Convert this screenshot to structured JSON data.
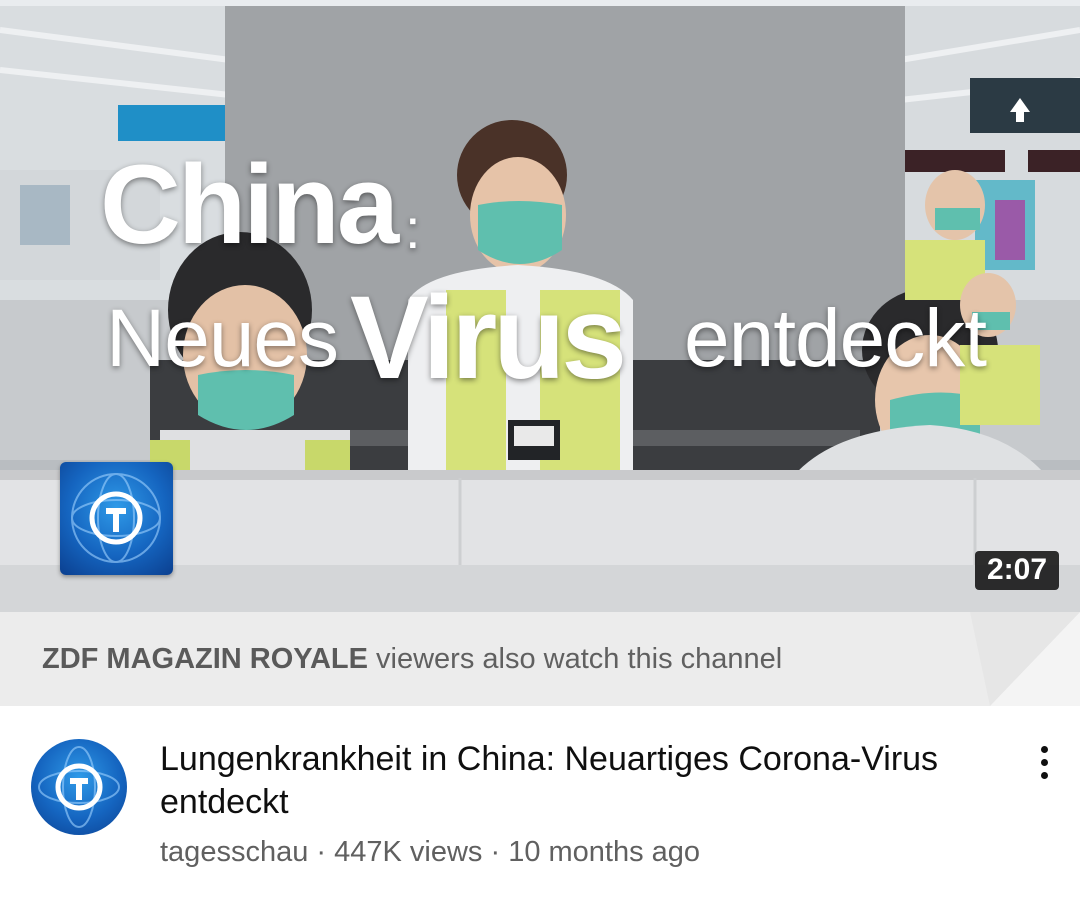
{
  "thumbnail": {
    "overlay_title_line1": "China",
    "overlay_colon": ":",
    "overlay_word_neues": "Neues",
    "overlay_word_virus": "Virus",
    "overlay_word_entdeckt": "entdeckt",
    "duration": "2:07",
    "channel_logo_icon": "tagesschau-logo-icon"
  },
  "recommendation_banner": {
    "channel": "ZDF MAGAZIN ROYALE",
    "text": " viewers also watch this channel"
  },
  "video": {
    "title": "Lungenkrankheit in China: Neuartiges Corona-Virus entdeckt",
    "channel": "tagesschau",
    "separator": " · ",
    "views": "447K views",
    "age": "10 months ago",
    "avatar_icon": "tagesschau-avatar-icon",
    "menu_icon": "more-vertical-icon"
  },
  "colors": {
    "mask": "#5fbfae",
    "vest": "#d6e27a",
    "logo_blue": "#1565c0"
  }
}
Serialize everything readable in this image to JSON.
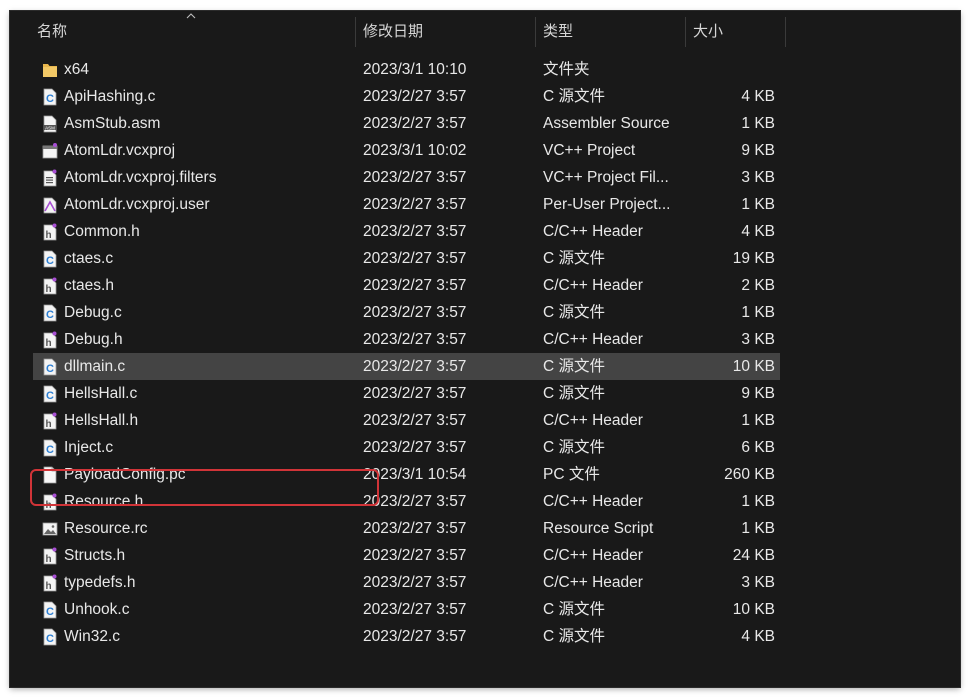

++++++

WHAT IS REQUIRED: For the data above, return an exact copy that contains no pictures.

COMPLETED EXERCISE:
Convert this screenshot to structured JSON data.
{
  "thumbnail": {
    "overlay_title_line1": "China",
    "overlay_colon": ":",
    "overlay_word_neues": "Neues",
    "overlay_word_virus": "Virus",
    "overlay_word_entdeckt": "entdeckt",
    "duration": "2:07",
    "channel_logo_icon": "tagesschau-logo-icon"
  },
  "recommendation_banner": {
    "channel": "ZDF MAGAZIN ROYALE",
    "text": " viewers also watch this channel"
  },
  "video": {
    "title": "Lungenkrankheit in China: Neuartiges Corona-Virus entdeckt",
    "channel": "tagesschau",
    "separator": " · ",
    "views": "447K views",
    "age": "10 months ago",
    "avatar_icon": "tagesschau-avatar-icon",
    "menu_icon": "more-vertical-icon"
  },
  "colors": {
    "mask": "#5fbfae",
    "vest": "#d6e27a",
    "logo_blue": "#1565c0"
  }
}
Serialize everything readable in this image to JSON.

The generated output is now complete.